I’m not much for celebrating anniversaries, but this is a particularly special one. It’s my “Pottyversary!” A year since I changed a poopy diaper! A year since we got our first pee in the potty! And now I don’t have to wash diapers (cloth diaper mama here) AT ALL! It’s a great feeling. In honor of my “pottyversary” (ok, maybe it was just a coincidence) my daughter finally became fully self-sufficient at using the potty. Well, 99% self-sufficient. TMI but I still help wipe after poop.
Truthfully, I’m sure we could have been at this point sooner. After a dramatic setback with autoflushers well-documented on my blog (we were getting close to self-sufficiency as early as August), I decided not to worry about a big toilet transition for quite a while. And, the little potty was just….. so easy. It was easy for my daughter to entertain herself on, and I didn’t have to help her onto it. I may have gotten a little lazy. One day, I had a bit of a wakeup call: when I picked my daughter up from preschool, they gleefully told me that she *only* uses the big toilet there now! I didn’t even know she had been using it at all!
I decided it was time to make the shift from little potty to big toilet. Here are my tips with you to help to make the transition when you are ready too :
- If you still have the small potty out (not in the bathroom) and your child can definitely make it to the bathroom instead of needing access to the potty at all times, move the potty to the bathroom! When I first did this, my daughter would still pick it up and bring it wherever she wanted in order to pee. Eventually I decided to set a limit on this. “The potty belongs in the bathroom. If you need to pee, you can do it in there.” Once this limit was set, the little potty suddenly became far less interesting. She couldn’t just take the potty out of the bathroom, plop it down in front of the piano or her puzzles, and hang out. Almost immediately, her interest shifted to the big toilet.
- I DO like the built-in seat reducer for the big toilet. This makes it a little bit more approachable to little bums. The potette can be used as a seat reducer on the big toilet in public bathrooms. “Let’s use the little potty ON the big one!” Once my daughter decided she wanted to do it all herself, she decided she didn’t need the seat reducer anymore. She actually tore it off the toilet, brought it out to us, and said, “I don’t need no seat reducer!” If you want more info on either of these products, visit my “Products” page.
- As with all things toddler, make it silly. The noises when going on the big toilet versus the small one are different. “Plop!” “Splash!” “Listen to THAT peepee!” These kinds of silly observations can make going on the big toilet more fun, exciting, and less intimidating.
- Offer choices. Simple choices that all get to the same goal work great for this age group. Do you want the seat reducer or just the big toilet? Do you want to use this bathroom or that? Me first or you?

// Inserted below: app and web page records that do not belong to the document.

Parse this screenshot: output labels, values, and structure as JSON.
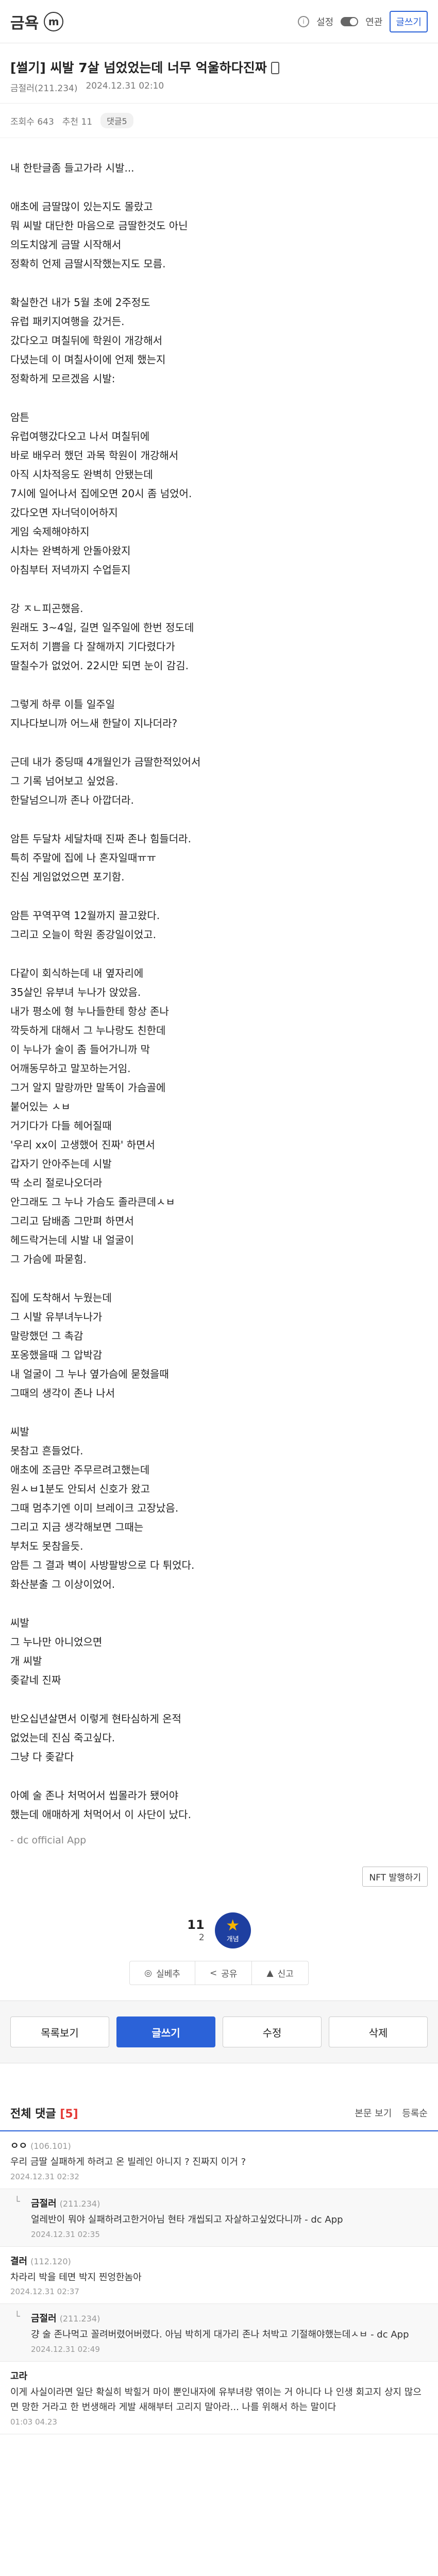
{
  "topbar": {
    "brand": "금욕",
    "gallery_badge": "m",
    "settings_label": "설정",
    "login_label": "연관",
    "write_label": "글쓰기"
  },
  "post": {
    "title": "[썰기] 씨발 7살 넘었었는데 너무 억울하다진짜",
    "author": "금절러(211.234)",
    "date": "2024.12.31 02:10",
    "views": "조회수 643",
    "recommends": "추천 11",
    "comment_pill": "댓글5"
  },
  "body_paragraphs": [
    [
      "내 한탄글좀 들고가라 시발..."
    ],
    [
      "애초에 금딸많이 있는지도 몰랐고",
      "뭐 씨발 대단한 마음으로 금딸한것도 아닌",
      "의도치않게 금딸 시작해서",
      "정확히 언제 금딸시작했는지도 모름."
    ],
    [
      "확실한건 내가 5월 초에 2주정도",
      "유럽 패키지여행을 갔거든.",
      "갔다오고 며칠뒤에 학원이 개강해서",
      "다녔는데 이 며칠사이에 언제 했는지",
      "정확하게 모르겠음 시발:"
    ],
    [
      "암튼",
      "유럽여행갔다오고 나서 며칠뒤에",
      "바로 배우러 했던 과목 학원이 개강해서",
      "아직 시차적응도 완벽히 안됐는데",
      "7시에 일어나서 집에오면 20시 좀 넘었어.",
      "갔다오면 자너덕이어하지",
      "게임 숙제해야하지",
      "시차는 완벽하게 안돌아왔지",
      "아침부터 저녁까지 수업듣지"
    ],
    [
      "강 ㅈㄴ피곤했음.",
      "원래도 3~4일, 길면 일주일에 한번 정도데",
      "도저히 기쁨을 다 잘해까지 기다렸다가",
      "딸칠수가 없었어. 22시만 되면 눈이 감김."
    ],
    [
      "그렇게 하루 이틀 일주일",
      "지나다보니까 어느새 한달이 지나더라?"
    ],
    [
      "근데 내가 중딩때 4개월인가 금딸한적있어서",
      "그 기록 넘어보고 싶었음.",
      "한달넘으니까 존나 아깝더라."
    ],
    [
      "암튼 두달차 세달차때 진짜 존나 힘들더라.",
      "특히 주말에 집에 나 혼자일때ㅠㅠ",
      "진심 게임없었으면 포기함."
    ],
    [
      "암튼 꾸역꾸역 12월까지 끌고왔다.",
      "그리고 오늘이 학원 종강일이었고."
    ],
    [
      "다같이 회식하는데 내 옆자리에",
      "35살인 유부녀 누나가 앉았음.",
      "내가 평소에 형 누나들한테 항상 존나",
      "깍듯하게 대해서 그 누나랑도 친한데",
      "이 누나가 술이 좀 들어가니까 막",
      "어깨동무하고 말꼬하는거임.",
      "그거 알지 말랑까만 말똑이 가슴골에",
      "붙어있는 ㅅㅂ",
      "거기다가 다들 헤어질때",
      "'우리 xx이 고생했어 진짜' 하면서",
      "갑자기 안아주는데 시발",
      "딱 소리 절로나오더라",
      "안그래도 그 누나 가슴도 졸라큰데ㅅㅂ",
      "그리고 담배좀 그만펴 하면서",
      "헤드락거는데 시발 내 얼굴이",
      "그 가슴에 파묻힘."
    ],
    [
      "집에 도착해서 누웠는데",
      "그 시발 유부녀누나가",
      "말랑했던 그 촉감",
      "포옹했을때 그 압박감",
      "내 얼굴이 그 누나 옆가슴에 묻혔을때",
      "그때의 생각이 존나 나서"
    ],
    [
      "씨발",
      "못참고 흔들었다.",
      "애초에 조금만 주무르려고했는데",
      "원ㅅㅂ1분도 안되서 신호가 왔고",
      "그때 멈추기엔 이미 브레이크 고장났음.",
      "그리고 지금 생각해보면 그때는",
      "부처도 못참을듯.",
      "암튼 그 결과 벽이 사방팔방으로 다 튀었다.",
      "화산분출 그 이상이었어."
    ],
    [
      "씨발",
      "그 누나만 아니었으면",
      "개 씨발",
      "좆같네 진짜"
    ],
    [
      "반오십년살면서 이렇게 현타심하게 온적",
      "없었는데 진심 죽고싶다.",
      "그냥 다 좆같다"
    ],
    [
      "아예 술 존나 처먹어서 씹몰라가 됐어야",
      "했는데 애매하게 처먹어서 이 사단이 났다."
    ]
  ],
  "source_text": "- dc official App",
  "nft_label": "NFT 발행하기",
  "recommend": {
    "count": "11",
    "fixed": "2",
    "button_label": "개념",
    "star_glyph": "★"
  },
  "share": {
    "items": [
      "실베추",
      "공유",
      "신고"
    ]
  },
  "actions": [
    "목록보기",
    "글쓰기",
    "수정",
    "삭제"
  ],
  "comments": {
    "title": "전체 댓글",
    "count": "[5]",
    "sort_labels": [
      "본문 보기",
      "등록순"
    ],
    "items": [
      {
        "nick": "ㅇㅇ",
        "ip": "(106.101)",
        "text": "우리 금딸 실패하게 하려고 온 빌레인 아니지 ? 진짜지 이거 ?",
        "date": "2024.12.31 02:32",
        "reply": false
      },
      {
        "nick": "금절러",
        "ip": "(211.234)",
        "text": "얼레반이 뭐야 실패하려고한거아님 현타 개씹되고 자살하고싶었다니까 - dc App",
        "date": "2024.12.31 02:35",
        "reply": true
      },
      {
        "nick": "결러",
        "ip": "(112.120)",
        "text": "차라리 박을 테면 박지 찐엉한놈아",
        "date": "2024.12.31 02:37",
        "reply": false
      },
      {
        "nick": "금절러",
        "ip": "(211.234)",
        "text": "걍 술 존나먹고 꼴려버렸어버렸다. 아님 박히게 대가리 존나 처박고 기절해야했는데ㅅㅂ - dc App",
        "date": "2024.12.31 02:49",
        "reply": true
      },
      {
        "nick": "고라",
        "ip": "",
        "text": "이게 사실이라면 일단 확실히 박힐거 마이 뿐인내자에 유부녀랑 엮이는 거 아니다 나 인생 회고지 상지 많으면 망한 거라고 한 번생해라 게발 새해부터 고리지 말아라... 나를 위해서 하는 말이다",
        "date": "01:03 04.23",
        "reply": false
      }
    ]
  }
}
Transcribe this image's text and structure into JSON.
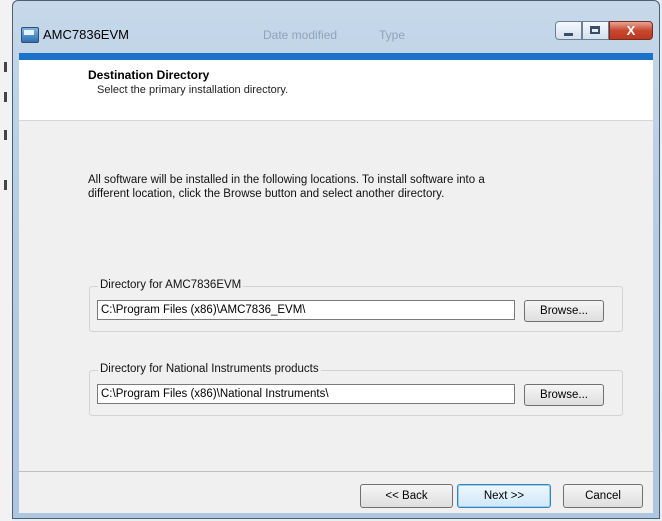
{
  "window": {
    "title": "AMC7836EVM",
    "ghost_texts": [
      "Date modified",
      "Type"
    ],
    "close_glyph": "X"
  },
  "header": {
    "title": "Destination Directory",
    "subtitle": "Select the primary installation directory."
  },
  "body": {
    "description": "All software will be installed in the following locations. To install software into a different location, click the Browse button and select another directory."
  },
  "directories": [
    {
      "label": "Directory for AMC7836EVM",
      "path": "C:\\Program Files (x86)\\AMC7836_EVM\\",
      "browse_label": "Browse..."
    },
    {
      "label": "Directory for National Instruments products",
      "path": "C:\\Program Files (x86)\\National Instruments\\",
      "browse_label": "Browse..."
    }
  ],
  "footer": {
    "back_label": "<< Back",
    "next_label": "Next >>",
    "cancel_label": "Cancel"
  },
  "colors": {
    "accent_bar": "#1a73c8",
    "close_button": "#c9472f"
  }
}
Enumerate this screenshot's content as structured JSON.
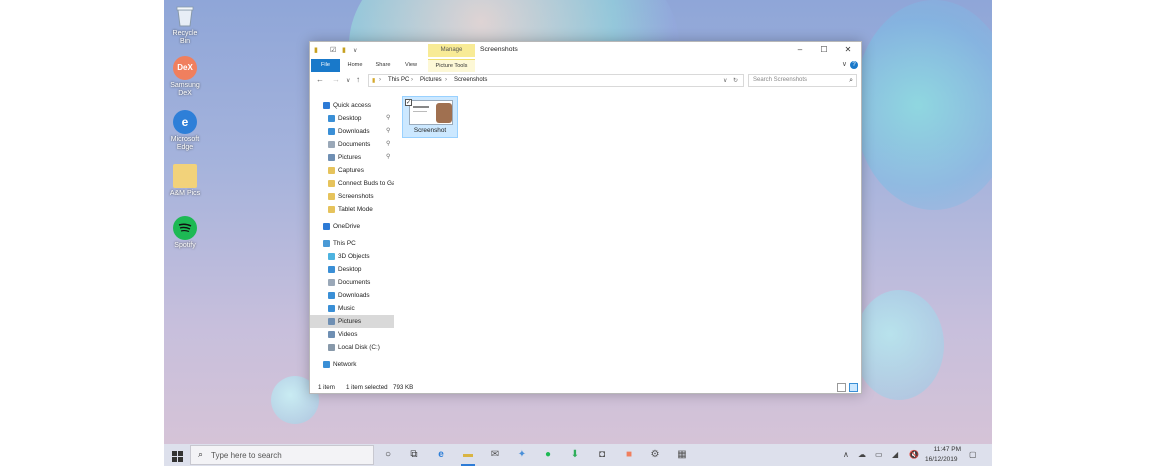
{
  "desktop": {
    "icons": [
      {
        "label": "Recycle Bin",
        "icon": "recycle-bin-icon"
      },
      {
        "label": "Samsung DeX",
        "icon": "samsung-dex-icon",
        "badge": "DeX"
      },
      {
        "label": "Microsoft Edge",
        "icon": "edge-icon"
      },
      {
        "label": "A&M Pics",
        "icon": "folder-icon"
      },
      {
        "label": "Spotify",
        "icon": "spotify-icon"
      }
    ]
  },
  "explorer": {
    "title": "Screenshots",
    "ribbon": {
      "contextual_group": "Manage",
      "tabs": [
        "File",
        "Home",
        "Share",
        "View",
        "Picture Tools"
      ]
    },
    "address": {
      "crumbs": [
        "This PC",
        "Pictures",
        "Screenshots"
      ]
    },
    "search": {
      "placeholder": "Search Screenshots"
    },
    "nav": {
      "quick_access": {
        "label": "Quick access",
        "items": [
          {
            "label": "Desktop",
            "pinned": true
          },
          {
            "label": "Downloads",
            "pinned": true
          },
          {
            "label": "Documents",
            "pinned": true
          },
          {
            "label": "Pictures",
            "pinned": true
          },
          {
            "label": "Captures",
            "pinned": false
          },
          {
            "label": "Connect Buds to Ga",
            "pinned": false
          },
          {
            "label": "Screenshots",
            "pinned": false
          },
          {
            "label": "Tablet Mode",
            "pinned": false
          }
        ]
      },
      "onedrive": {
        "label": "OneDrive"
      },
      "this_pc": {
        "label": "This PC",
        "items": [
          {
            "label": "3D Objects"
          },
          {
            "label": "Desktop"
          },
          {
            "label": "Documents"
          },
          {
            "label": "Downloads"
          },
          {
            "label": "Music"
          },
          {
            "label": "Pictures",
            "selected": true
          },
          {
            "label": "Videos"
          },
          {
            "label": "Local Disk (C:)"
          }
        ]
      },
      "network": {
        "label": "Network"
      }
    },
    "files": [
      {
        "name": "Screenshot",
        "selected": true
      }
    ],
    "status": {
      "count": "1 item",
      "selection": "1 item selected",
      "size": "793 KB"
    }
  },
  "taskbar": {
    "search_placeholder": "Type here to search",
    "time": "11:47 PM",
    "date": "16/12/2019"
  },
  "colors": {
    "accent": "#1979ca",
    "manage_tab": "#f8eb96",
    "selection": "#cce8ff"
  }
}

- Praise self-sufficiency. It doesn’t hurt that my daughter got really interested in climbing things after starting preschool. Kids get up on the big toilet in SO many different ways, and the way she got onto it was very different than I expected. She actually stood in front of it, turned around, got up on tiptoes, and pushed herself on backwards. It was so amazing the first time we saw it, we couldn’t help but be excited! It doesn’t hurt to treat this as its own milestone, and openly marvel at your child’s new skills. Once she had done this once, she wanted to practice it over and over – very quickly, she was a pro!
- And last, ALWAYS bring those post-its for autoflushers! Just yesterday we were in a public bathroom with a toilet that had a button flush. My daughter thought it was an autoflush sensor: YES – she actively looks for these each time we’re in a new bathroom – and she would NOT get on until I had covered that button up to reassure her. Just do it!!
It’s a pretty cool feeling to no longer have to assist with this process. Have you made the big toilet transition yet?Share This: